8. Create visible career pathways

In many large companies, where there are flat structures, it’s hard for employees to see how they can progress within the organisation. This doesn’t promote motivated or happy staff. It’s important that each person, from the bottom up, can see a clear route to promotion and has access to the training they need in order to advance.

Going green and introducing live plants in the office promotes better air quality, has psychological benefits and is even thought to reduce sick days!

9. Introduce mindfulness sessions

Social enterprise Here helps staff prepare for a busy day with mindfulness sessions. Chief executive Zoe Nicholson explains that it’s about creating an environment where staff “are cared for so they can do the caring.” The company also starts meetings with a minute of silence so attendees can collect their thoughts and get the most out of the get-together.

10. Appoint empathetic managers

EQ – emotional intelligence – is just as important as IQ in managers, says Professor Sir Cary Cooper. He says, “we need better-trained, more emotionally intelligent” people in our management roles. He believes the key to creating a “wellbeing culture so people feel valued, trusted” and “motivated” is to appoint individuals who are “not just technically competent” but also “good people managers.”

11. Create a desirable office space

A nice workspace motivates and encourages productivity. Key components are comfortable, ergonomic furniture; ample natural light, which is proven to help mood and prevent headaches; and uncluttered surfaces, which helps to reduce stress. Going green and introducing live plants promotes better air quality, has psychological benefits and is even thought to reduce sick days! Choose easy-care indoor plants like peace lilies, ferns, and palms.

12. Build in a break-out space

Even the smallest of workspaces can incorporate a break-out space where employees can have time away from their desk. If you don’t have room for beanbags and table tennis, place some comfy chairs near a window and have a wall-mounted reading rack. A change of environment can spark new ways of thinking, creativity and collaboration.

13. Bring your dog to work days

Within some companies, employees can bring their dog to work with them once a month, every other Friday, or more frequently.
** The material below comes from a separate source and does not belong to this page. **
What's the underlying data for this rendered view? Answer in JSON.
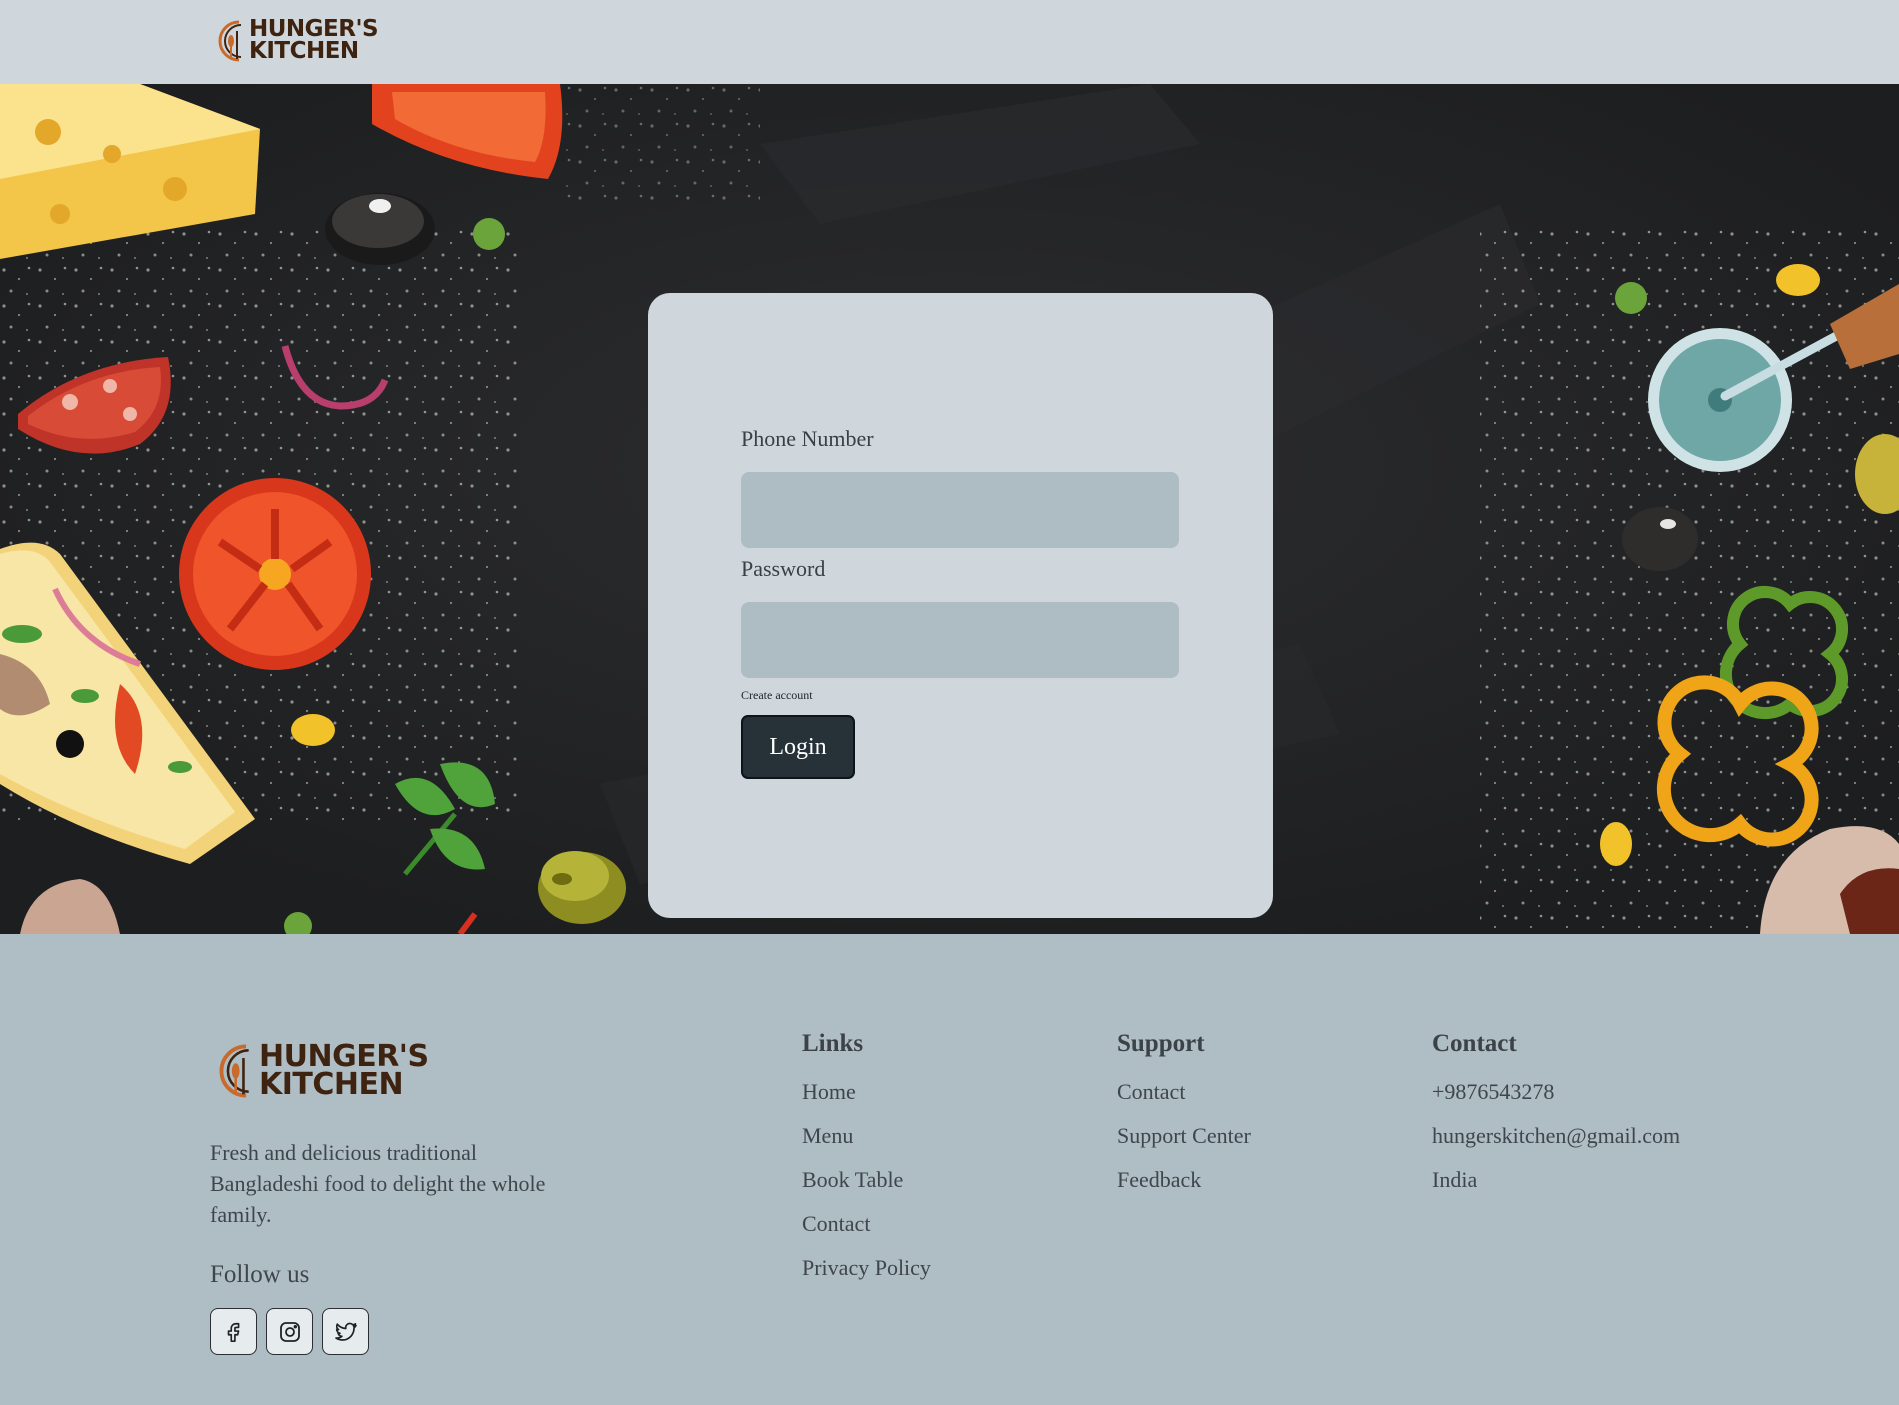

An animal in the office can turn it into a home away from home and every pooch will need walking, which gets staff outside at lunchtime and away from their screens. Check for allergies before implementing!